* **Problem requirements**
Output the records below verbatim, minus the pictures.

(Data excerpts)
++++++++++

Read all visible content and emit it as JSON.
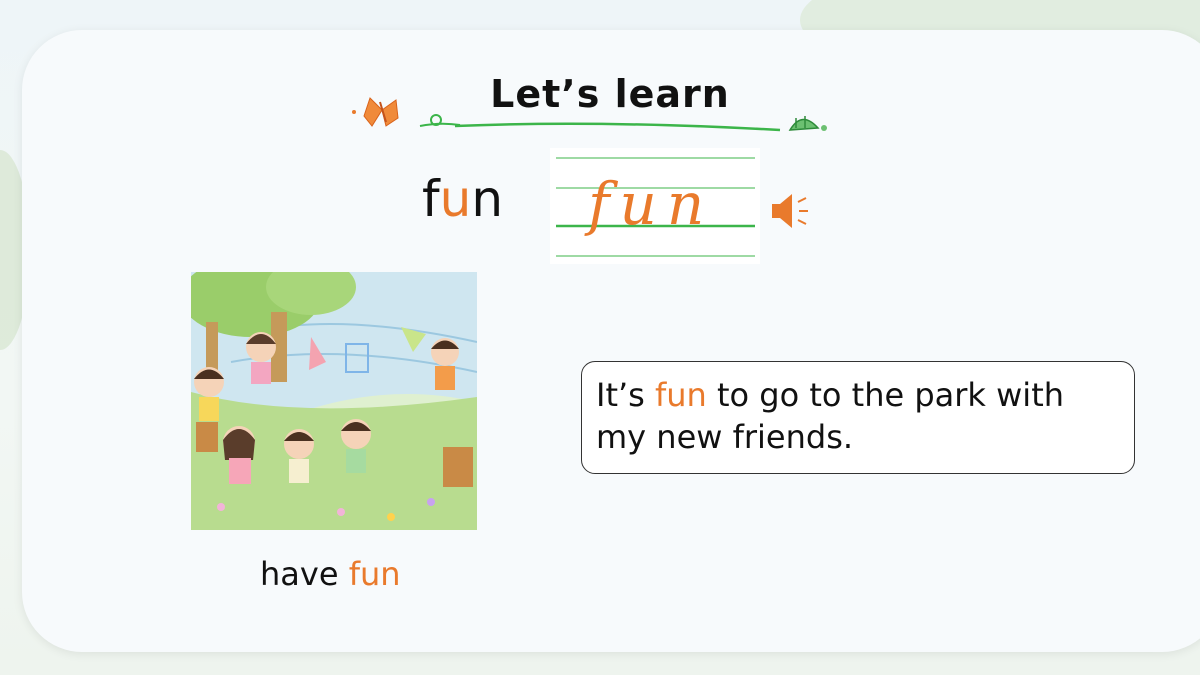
{
  "header": {
    "title": "Let’s learn"
  },
  "word": {
    "prefix": "f",
    "highlight": "u",
    "suffix": "n"
  },
  "handwriting": {
    "text": "fun"
  },
  "picture": {
    "caption_prefix": "have ",
    "caption_highlight": "fun"
  },
  "sentence": {
    "before": "It’s ",
    "highlight": "fun",
    "after": " to go to the park with my new friends."
  },
  "colors": {
    "accent": "#e97a2c",
    "green": "#3cb54a"
  },
  "icons": {
    "speaker": "speaker-icon",
    "butterfly": "butterfly-icon",
    "snail": "snail-icon"
  }
}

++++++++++

* **Written response**
Read all visible content and emit it as JSON.
{
  "header": {
    "title": "Let’s learn"
  },
  "word": {
    "prefix": "f",
    "highlight": "u",
    "suffix": "n"
  },
  "handwriting": {
    "text": "fun"
  },
  "picture": {
    "caption_prefix": "have ",
    "caption_highlight": "fun"
  },
  "sentence": {
    "before": "It’s ",
    "highlight": "fun",
    "after": " to go to the park with my new friends."
  },
  "colors": {
    "accent": "#e97a2c",
    "green": "#3cb54a"
  },
  "icons": {
    "speaker": "speaker-icon",
    "butterfly": "butterfly-icon",
    "snail": "snail-icon"
  }
}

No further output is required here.